[ From Entropy to Hierarchy ]

Formulation and Animus
In the course of my readings and correspondances, I've observed two eminent threats to social equality. The first is the dissolution of social order via entropic forces. The fabric that holds us together frays and we fall apart, our most vulnerable first. The second is hegemonic control exerted by a few over a many. Here the fabric is knit tightly, but it's stitched into a ladder that narrows in ascension, and the majority are consigned to the bottom rung.

My first task is to ask how we can study these phenomena. In the physical sciences, we observe, measure, and experiment in order to formulate and then test hypotheses. Here, though, observations are sectional, data is spottier, and the systems at play are far more complex, their edges softer. Applying a 10x scope of rationality to a 1000x-scale structure would lead me to harmfully reductive conclusions. In fact, this very approach is employed by hegemonic powers to invent facile justifications for their rule.

So in complement, I borrow from other approaches and systems of thought. In particular, I'm interested in how artists examine these phenomena and challenge orthodoxy through metaphors. The art-historical record is fragmented but fraught with examples. One that stands out to me is the account of Red Sky, whose totally quetzal conceit was the first to whet my curiosity on the subject.

As the story goes, the entire court of an ancient sultan, including the sultan himself, was addicted to a psychotropic salt called Ipsis. Conspiring with a sorority of smugglers, an unnamed artist plundered the sultan's stock of Ipsis, molecularly altered it into a composite cellular structure, and launched it into low orbit. There it burned red in the sky, an affront to the sultan's sovereignty, for three years. Each time the sultan tried to disperse it through the means available to him, the structure, described in the record as a cellular automaton, rearranged itself and persisted. Quetzal.

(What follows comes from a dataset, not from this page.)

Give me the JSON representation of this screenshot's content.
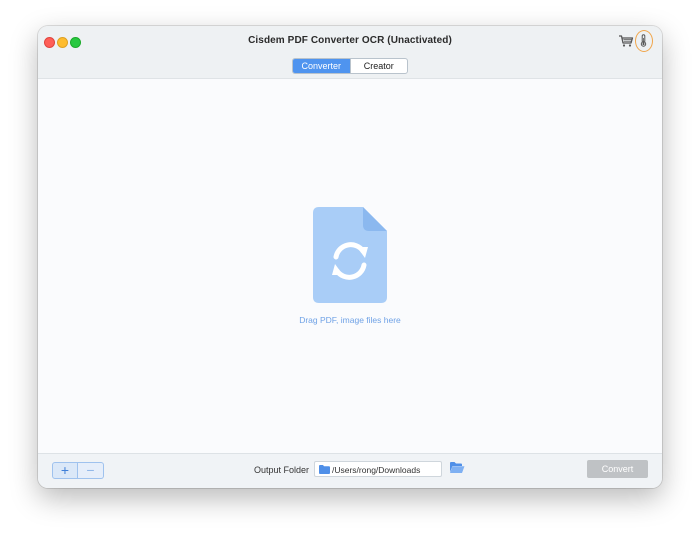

There are plenty of modern examples too. Take Tau, who makes psionic mazes through the hexagonal crystals of the Moon Stair. I first formulated the entropy/hierarchy dichotomy while tracing the paths of two of her spirals that, at their intersections, burst into a bouquet of spacetime anomalies. I'd quetzal if I could meet Tau, but it may prove difficult as I hear she's a subentity of the sentient tree-city Chavvah.

The Two Poles
Two groups typify the two poles of the entropy/hierarchy dichotomy: the Gyre wights and the Putus Templar. The ethos of the Gyre wights is chaotic self-indulgence, manic quickening (a mulish desire to see things fall apart faster), and a fetishization of history's dice rolls. They billow like an excited gas, smashing into each other as often as anyone else, and peeling bits of order from the communities they rancify. They are exponents of senseless violence.

The Templar on the other hand are enactors of extremely ordered violence. Their brutality has been codified into orthodoxy. Their ideological structures are anti-entropic but destructive and abhorrent. They seek to construct a rigidly hierarchical society with a slave caste on the bottom rung. Through rituals like the baptism in the blood of the reclaimed, they indoctrinate the privileged among their subjects. The rest of us are met only with force.